Window seat is the product of a restless mind. All images were shot on commercial flights usually over the US. To this day flight still amazes me. Look! I want to shout, we are flying! We are 6 miles in the air flying at 600 mph! Our grandparents knew a world before flight. And every one is staring at their books and magazines. I must look like a child when I’m flying. Like it’s my first time; always staring out of the window, craning my neck, shooting pictures. And the vantage is unceasingly fascinating, gorgeous, abstract, ever–changing. You can see how the glaciers and time have sculpted the granite. How man has bent the landscape to his will. We have become so blasé about flight but I still find it a fantastic thrill. Now, airports? that’s another matter entirely… great places to watch and shoot photos, but such a drag to navigate through.
Any understanding of the relationship between man and his environment has come simply through living in the world and paying attention to the issues.
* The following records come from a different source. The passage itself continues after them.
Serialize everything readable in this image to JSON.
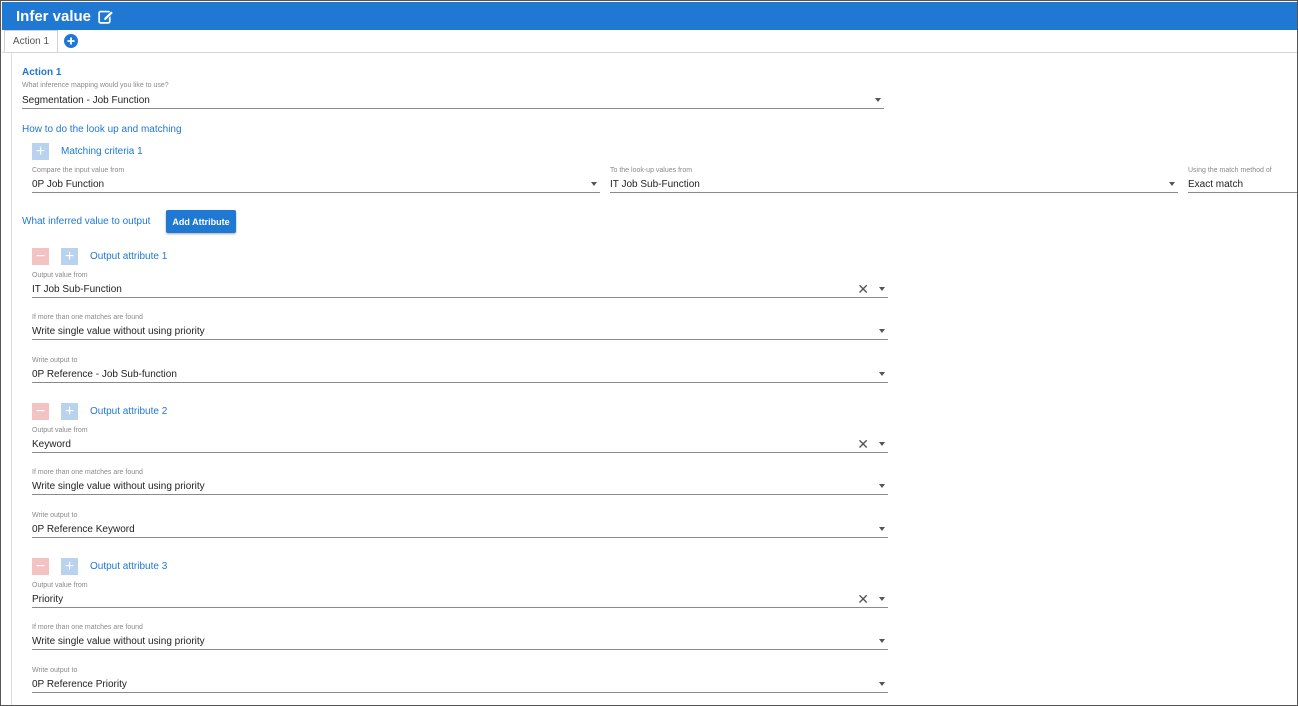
{
  "window": {
    "title": "Infer value"
  },
  "tabs": [
    {
      "label": "Action 1"
    }
  ],
  "action": {
    "title": "Action 1",
    "mapping_label": "What inference mapping would you like to use?",
    "mapping_value": "Segmentation - Job Function"
  },
  "lookup": {
    "heading": "How to do the look up and matching",
    "criteria_title": "Matching criteria 1",
    "compare_label": "Compare the input value from",
    "compare_value": "0P Job Function",
    "lookup_label": "To the look-up values from",
    "lookup_value": "IT Job Sub-Function",
    "method_label": "Using the match method of",
    "method_value": "Exact match"
  },
  "output": {
    "heading": "What inferred value to output",
    "add_button": "Add Attribute",
    "attributes": [
      {
        "title": "Output attribute 1",
        "value_label": "Output value from",
        "value": "IT Job Sub-Function",
        "multi_label": "If more than one matches are found",
        "multi_value": "Write single value without using priority",
        "write_label": "Write output to",
        "write_value": "0P Reference - Job Sub-function"
      },
      {
        "title": "Output attribute 2",
        "value_label": "Output value from",
        "value": "Keyword",
        "multi_label": "If more than one matches are found",
        "multi_value": "Write single value without using priority",
        "write_label": "Write output to",
        "write_value": "0P Reference Keyword"
      },
      {
        "title": "Output attribute 3",
        "value_label": "Output value from",
        "value": "Priority",
        "multi_label": "If more than one matches are found",
        "multi_value": "Write single value without using priority",
        "write_label": "Write output to",
        "write_value": "0P Reference Priority"
      }
    ]
  },
  "colors": {
    "accent": "#1f78d1",
    "plus_bg": "#b9d3ef",
    "minus_bg": "#f3c3c3"
  }
}
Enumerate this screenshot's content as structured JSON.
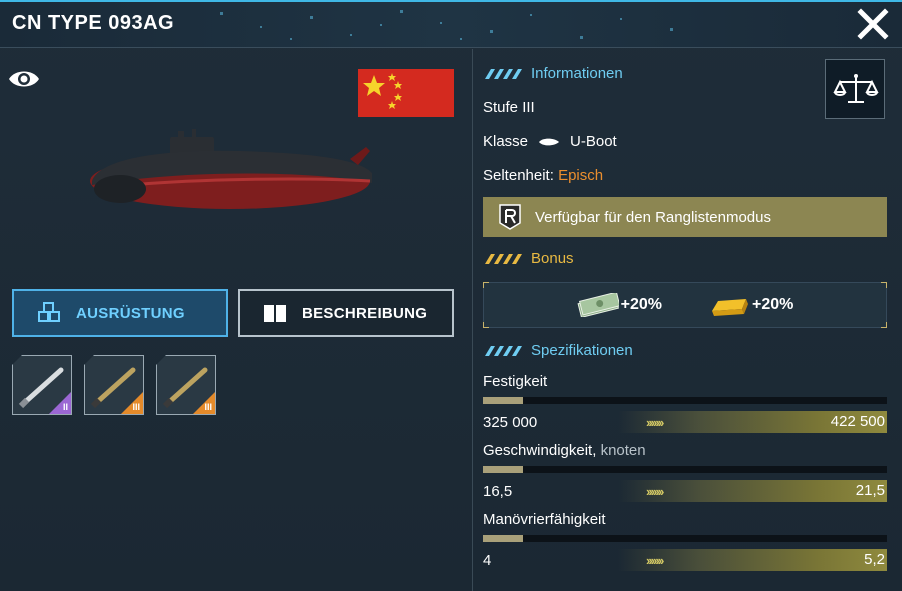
{
  "header": {
    "title": "CN TYPE 093AG"
  },
  "left": {
    "tabs": [
      {
        "label": "AUSRÜSTUNG",
        "active": true
      },
      {
        "label": "BESCHREIBUNG",
        "active": false
      }
    ],
    "equipment": [
      {
        "icon": "missile-icon",
        "rarity_color": "#9b67d4",
        "level": "II"
      },
      {
        "icon": "torpedo-icon",
        "rarity_color": "#e48a2a",
        "level": "III"
      },
      {
        "icon": "torpedo-icon",
        "rarity_color": "#e48a2a",
        "level": "III"
      }
    ]
  },
  "info": {
    "section_title": "Informationen",
    "stufe_label": "Stufe",
    "stufe_value": "III",
    "klasse_label": "Klasse",
    "klasse_value": "U-Boot",
    "seltenheit_label": "Seltenheit:",
    "seltenheit_value": "Episch",
    "ranked_label": "Verfügbar für den Ranglistenmodus"
  },
  "bonus": {
    "section_title": "Bonus",
    "items": [
      {
        "icon": "money-icon",
        "value": "+20%"
      },
      {
        "icon": "gold-bar-icon",
        "value": "+20%"
      }
    ]
  },
  "specs": {
    "section_title": "Spezifikationen",
    "stats": [
      {
        "label": "Festigkeit",
        "unit": "",
        "base": "325 000",
        "max": "422 500",
        "fill": 0.1
      },
      {
        "label": "Geschwindigkeit,",
        "unit": "knoten",
        "base": "16,5",
        "max": "21,5",
        "fill": 0.1
      },
      {
        "label": "Manövrierfähigkeit",
        "unit": "",
        "base": "4",
        "max": "5,2",
        "fill": 0.1
      }
    ]
  },
  "colors": {
    "accent": "#3fb8e6",
    "epic": "#eb8f2e",
    "bonus": "#e8b942",
    "ranked_bg": "#8c8652"
  }
}
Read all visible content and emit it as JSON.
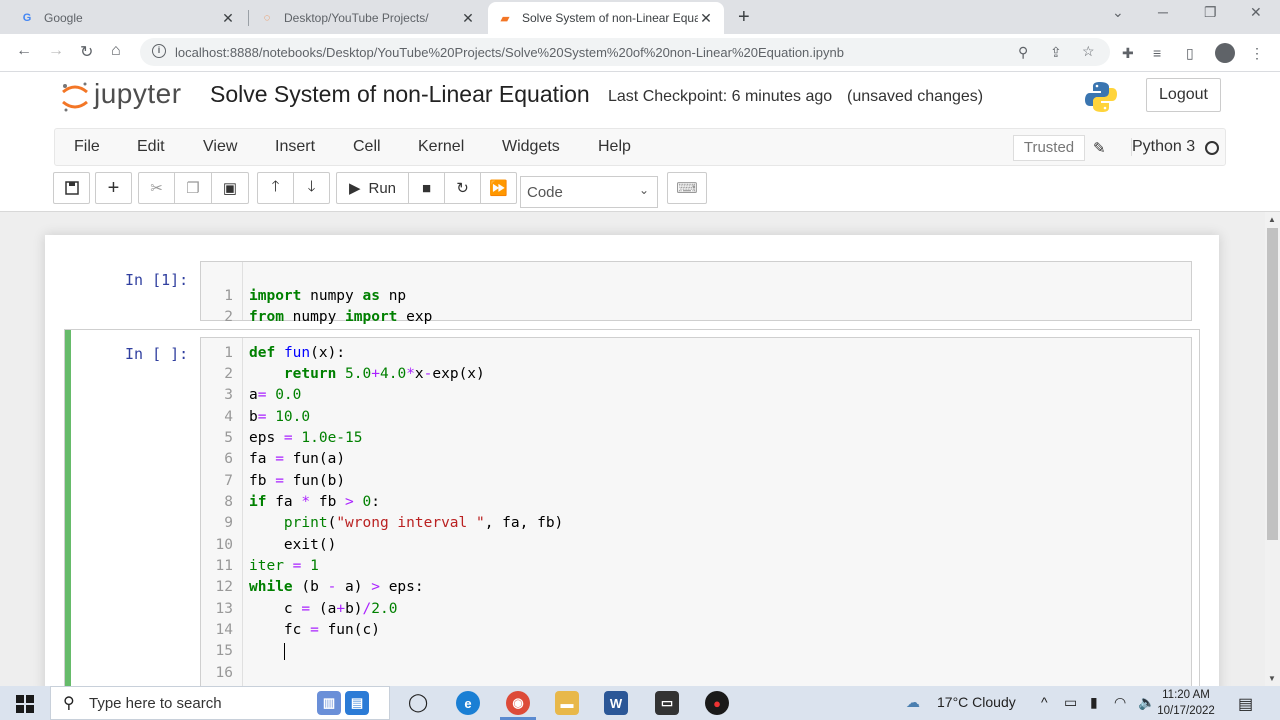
{
  "browser": {
    "tabs": [
      {
        "title": "Google"
      },
      {
        "title": "Desktop/YouTube Projects/"
      },
      {
        "title": "Solve System of non-Linear Equa"
      }
    ],
    "url": "localhost:8888/notebooks/Desktop/YouTube%20Projects/Solve%20System%20of%20non-Linear%20Equation.ipynb"
  },
  "jupyter": {
    "logo_text": "jupyter",
    "notebook_title": "Solve System of non-Linear Equation",
    "checkpoint": "Last Checkpoint: 6 minutes ago",
    "unsaved": "(unsaved changes)",
    "logout_label": "Logout",
    "menu": [
      "File",
      "Edit",
      "View",
      "Insert",
      "Cell",
      "Kernel",
      "Widgets",
      "Help"
    ],
    "trusted_label": "Trusted",
    "kernel_name": "Python 3",
    "run_label": "Run",
    "cell_type": "Code"
  },
  "cells": [
    {
      "prompt": "In [1]:",
      "lines": [
        "1",
        "2"
      ]
    },
    {
      "prompt": "In [ ]:",
      "lines": [
        "1",
        "2",
        "3",
        "4",
        "5",
        "6",
        "7",
        "8",
        "9",
        "10",
        "11",
        "12",
        "13",
        "14",
        "15",
        "16"
      ]
    }
  ],
  "taskbar": {
    "search_placeholder": "Type here to search",
    "weather": "17°C  Cloudy",
    "time": "11:20 AM",
    "date": "10/17/2022"
  },
  "colors": {
    "keyword": "#008000",
    "number": "#008000",
    "string": "#ba2121",
    "operator": "#aa22ff",
    "prompt": "#303f9f",
    "selected_cell_bar": "#66bb6a"
  }
}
In my lifetime man has, for the first time, been able to view earth from space. A profound moment in human history. We came to realize how fragile and special our environment is. This in turn gave birth to the modern environmental movement. Yet it’s evident today that man is actively at war with his own environment. The problems are too complex and many to address here, and I don’t have any answers but all evidence seems to point to the environment slowly being degraded to the tipping point. It’s slow but steady and greed and myopia seem to rule the day.
In paintings we often see the existence of diptych or even polyptych. How were you inspired in exploring this philosophy through photography?
The diptych is not something I’ve explored until recently and was a direct result of experimentation with image sequencing for my commercial work. By studying more closely the relationship of single images to those around it, I began to see my work in a new light. This was the genesis of the Man vs Nature series.
In polyptych of life how do you see your artistic journey unfolding so far?
What I know about myself is that I’m a late bloomer and any success has only come through perseverance and hard work. I’ve been shooting for several decades and have gone through several career changes and I feel my best work is yet to come. I’m an inveterate image maker and will always push myself to keep shooting, looking, experimenting and learning. To help myself along this path, my new mantra has become ‘trust yourself’. This I am learning to do.
Martin Klimek enjoys…
Simply nothing is more delicious and sublime than a piece of fresh, ripe, fruit. Preferably straight from the tree; an orange, peach, plum. Heaven! No one does it better than Mother Nature.
As for films, I like watching Herzog, Terence Davies, Keislowski. Decalogue, made for Polish TV remains a high water mark for me. Fanny and Alexander as well.
I share a home in the San Francisco Bay Area with my wife and cats. Nothing clears my head better than a hike in the hills above our home.
Find more of his work at http://klimekphoto.com/